Monday, October 12, 2009

Maps and Information: Words & Pictures Part One


I am teaching a class called Word & Image 1 this fall with the excellently dry + smart graphic designer Heather Corcoran, a longtime colleague. Heather, a writer and designer for information, strategic and brand contexts, is a great teacher–I get a huge charge out of working with her. Our course stresses creative methodology and 2-dimensional design while also working on a diagnostic level to help students identify whether theirs is a more design-centric or image-centric approach to visual communication. (And yes, that pairing begs a few questions; no time to dwell on the vocabulary today.) Sometimes Heather and I run parallel projects, and sometimes we work together on a single one.

At the moment, we are working with students on a shared project: a Zoo System Map, which asks the group to construct a map (understood broadly) using the St. Louis Zoo as a source or a point of departure.
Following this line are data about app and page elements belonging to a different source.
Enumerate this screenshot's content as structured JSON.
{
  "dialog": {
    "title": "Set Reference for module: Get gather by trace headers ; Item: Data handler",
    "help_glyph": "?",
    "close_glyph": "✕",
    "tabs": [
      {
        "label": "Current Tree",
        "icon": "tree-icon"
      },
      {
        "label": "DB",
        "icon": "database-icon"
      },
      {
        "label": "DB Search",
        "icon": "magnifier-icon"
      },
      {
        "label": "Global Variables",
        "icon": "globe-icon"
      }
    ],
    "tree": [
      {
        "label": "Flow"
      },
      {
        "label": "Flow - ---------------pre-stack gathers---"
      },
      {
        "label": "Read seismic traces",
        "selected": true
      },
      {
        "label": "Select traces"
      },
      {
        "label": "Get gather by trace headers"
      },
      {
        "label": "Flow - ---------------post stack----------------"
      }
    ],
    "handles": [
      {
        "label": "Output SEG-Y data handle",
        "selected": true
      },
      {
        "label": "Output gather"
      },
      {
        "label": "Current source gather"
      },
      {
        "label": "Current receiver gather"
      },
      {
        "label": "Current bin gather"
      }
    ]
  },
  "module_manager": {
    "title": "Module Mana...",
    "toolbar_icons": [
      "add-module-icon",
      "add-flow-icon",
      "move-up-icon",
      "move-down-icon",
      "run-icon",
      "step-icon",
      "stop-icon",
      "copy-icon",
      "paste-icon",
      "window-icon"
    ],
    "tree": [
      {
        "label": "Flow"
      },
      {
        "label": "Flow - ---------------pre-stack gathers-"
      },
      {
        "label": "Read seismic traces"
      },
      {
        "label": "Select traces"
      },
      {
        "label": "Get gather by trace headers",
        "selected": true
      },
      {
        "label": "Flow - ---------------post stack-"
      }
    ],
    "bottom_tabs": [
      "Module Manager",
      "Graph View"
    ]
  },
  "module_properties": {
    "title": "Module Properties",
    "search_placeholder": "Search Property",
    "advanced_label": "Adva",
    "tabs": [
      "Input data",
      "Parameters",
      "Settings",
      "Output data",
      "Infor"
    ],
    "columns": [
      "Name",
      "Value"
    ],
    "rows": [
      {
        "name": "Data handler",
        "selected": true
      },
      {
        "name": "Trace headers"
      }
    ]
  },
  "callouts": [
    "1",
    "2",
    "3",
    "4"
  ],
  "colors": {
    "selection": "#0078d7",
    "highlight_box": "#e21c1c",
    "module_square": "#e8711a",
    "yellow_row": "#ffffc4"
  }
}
The project sheet reads in part:

Like other zoos around the world, the Saint Louis Zoo is a complex place. You might think about it as a system made up of many smaller systems, visible and invisible. These systems organize animals, grounds, employees, and visitors. They include things that curators consider such as as taxonomies of animals and species, and
evolutionary systems. Systems also include things that visitors experience such as walking and train routes and stroller rental programs. There are systems for donor signage, food distribution, and animal health.

The project calls for an oversize printed project, greater than 10" x 16".

As the course title suggests, these maps will have to engage both words and images. Some will emphasize one more than another. Some will be more schematic than depictive; others will stress the pictorial.

As an aid to the group, we are using this space to provide a set of examples. This post will be devoted to the first set, curated and captioned by Ms. Corcoran. These represent a diverse set of maps, which include geographical, numerical and narrative information to varying degrees.

At the top of this post: Example 1. A Glimpse into our Carbon-Filled Future, Good Magazine. Ironic presentation of information; comfortable, friendly, almost childlike presentation belies negative predictions for the future. Note how each axis (x and y) are used; time is horizontal while emissions are vertical, moving from the ground up.


Example 2. Country by Country Abortion Laws, Good Magazine. Map functions partially as a table of information. Compression of geographic detail in favor of clear shapes that are easy for the eye to perceive and compare. Hue changes at each level, as does value.

(Note: I was unfamiliar with Good Magazine. Four of Heather's examples come from that publication, so I looked it up. The editorial statement reads as follows: "GOOD - a platform for people who want to do well by doing good. We stand as independent media in the form of a bold, visually stimulating magazine and website that blend wit and relevant information. We engage and challenge the people, ideas and institutions driving change in the world." The web-delivered infographic section is called Transparency.)



Example 3. Health Care Costs Vary Widely by Region, Robert Wood Johnson Foundation. Effective use of value to convey intensity of spending. (Posted to a useful blog about Information Design, Flowing Data.)

Example 4. On News, Good Magazine. Typographic solution; size of word conveys significance of topic in the headlines. Position of words in composition is random, but size and color are carefully controlled.

Example 5. The First Garden, Good Magazine. Geographic map using illustrative icons.

Example 6. The Sad Tally, designed by Todd Trumbull for the San Francisco Chronicle. Schematic map that combines geographic and other forms of data.

1 comment:

David said...

Heather picked out example 4!!!! Ahh! I hate those things I find them so deceptive I want to slap the person who created it.

We compare things like these visually by seeing their area not their linear dimension (i.e. type size). Not to mention that the length of the phrase, letters contained, and weight of the face all have drastic affects on how the viewer compares the relative sizes of the words. Of course there are ways to make it work but most of the time it doesn't.

As good as Good is this is no exeception. "US Attorney Scandal" is labeled as 2.8% "Iraq" is labeled as 36%, thus Iraq should be nearly 13 times bigger than "US Attorney Scandal"

There is no way that "US Attorney Scandal" could "fit" inside "Iraq" less than 13 times.

Anyway, good luck, juniors